[Start of Attachment]

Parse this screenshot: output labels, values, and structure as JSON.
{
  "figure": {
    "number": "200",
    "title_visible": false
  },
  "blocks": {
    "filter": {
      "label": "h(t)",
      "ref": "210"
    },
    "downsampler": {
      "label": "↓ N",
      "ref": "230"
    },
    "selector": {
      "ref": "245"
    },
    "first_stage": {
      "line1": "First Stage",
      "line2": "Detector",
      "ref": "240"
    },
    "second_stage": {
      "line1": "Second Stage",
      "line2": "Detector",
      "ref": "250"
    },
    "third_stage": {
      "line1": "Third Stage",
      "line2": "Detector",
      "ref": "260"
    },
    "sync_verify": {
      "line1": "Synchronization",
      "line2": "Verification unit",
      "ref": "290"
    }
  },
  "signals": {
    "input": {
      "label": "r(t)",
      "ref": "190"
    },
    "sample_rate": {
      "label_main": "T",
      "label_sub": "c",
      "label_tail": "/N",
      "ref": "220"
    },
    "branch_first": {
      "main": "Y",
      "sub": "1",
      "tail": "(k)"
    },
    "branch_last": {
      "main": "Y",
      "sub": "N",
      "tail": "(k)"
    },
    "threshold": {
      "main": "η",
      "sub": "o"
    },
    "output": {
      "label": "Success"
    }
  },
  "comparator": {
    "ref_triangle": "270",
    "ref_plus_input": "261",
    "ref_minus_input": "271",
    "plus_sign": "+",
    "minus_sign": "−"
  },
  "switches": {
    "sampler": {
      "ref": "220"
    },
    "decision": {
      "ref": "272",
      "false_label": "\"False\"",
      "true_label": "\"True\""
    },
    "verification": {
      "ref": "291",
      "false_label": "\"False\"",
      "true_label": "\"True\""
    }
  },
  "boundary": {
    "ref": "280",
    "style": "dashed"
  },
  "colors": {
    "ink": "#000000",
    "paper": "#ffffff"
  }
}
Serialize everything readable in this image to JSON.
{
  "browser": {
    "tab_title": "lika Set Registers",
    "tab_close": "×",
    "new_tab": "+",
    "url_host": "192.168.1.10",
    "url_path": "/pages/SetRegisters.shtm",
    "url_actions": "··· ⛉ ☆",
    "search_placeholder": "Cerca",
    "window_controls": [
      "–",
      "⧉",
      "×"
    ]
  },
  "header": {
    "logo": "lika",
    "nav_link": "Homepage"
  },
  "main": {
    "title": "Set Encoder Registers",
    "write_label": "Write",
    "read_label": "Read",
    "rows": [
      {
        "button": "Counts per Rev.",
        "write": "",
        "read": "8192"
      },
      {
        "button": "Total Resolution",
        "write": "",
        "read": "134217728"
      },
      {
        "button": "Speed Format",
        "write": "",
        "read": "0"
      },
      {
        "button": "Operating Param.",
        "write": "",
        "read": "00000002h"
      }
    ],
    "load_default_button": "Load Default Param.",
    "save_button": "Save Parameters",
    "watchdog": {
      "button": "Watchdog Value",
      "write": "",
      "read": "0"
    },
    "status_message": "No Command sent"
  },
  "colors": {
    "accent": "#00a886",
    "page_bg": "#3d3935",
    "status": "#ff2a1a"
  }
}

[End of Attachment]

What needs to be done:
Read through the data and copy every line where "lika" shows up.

Written reply:
    "tab_title": "lika Set Registers",
    "logo": "lika",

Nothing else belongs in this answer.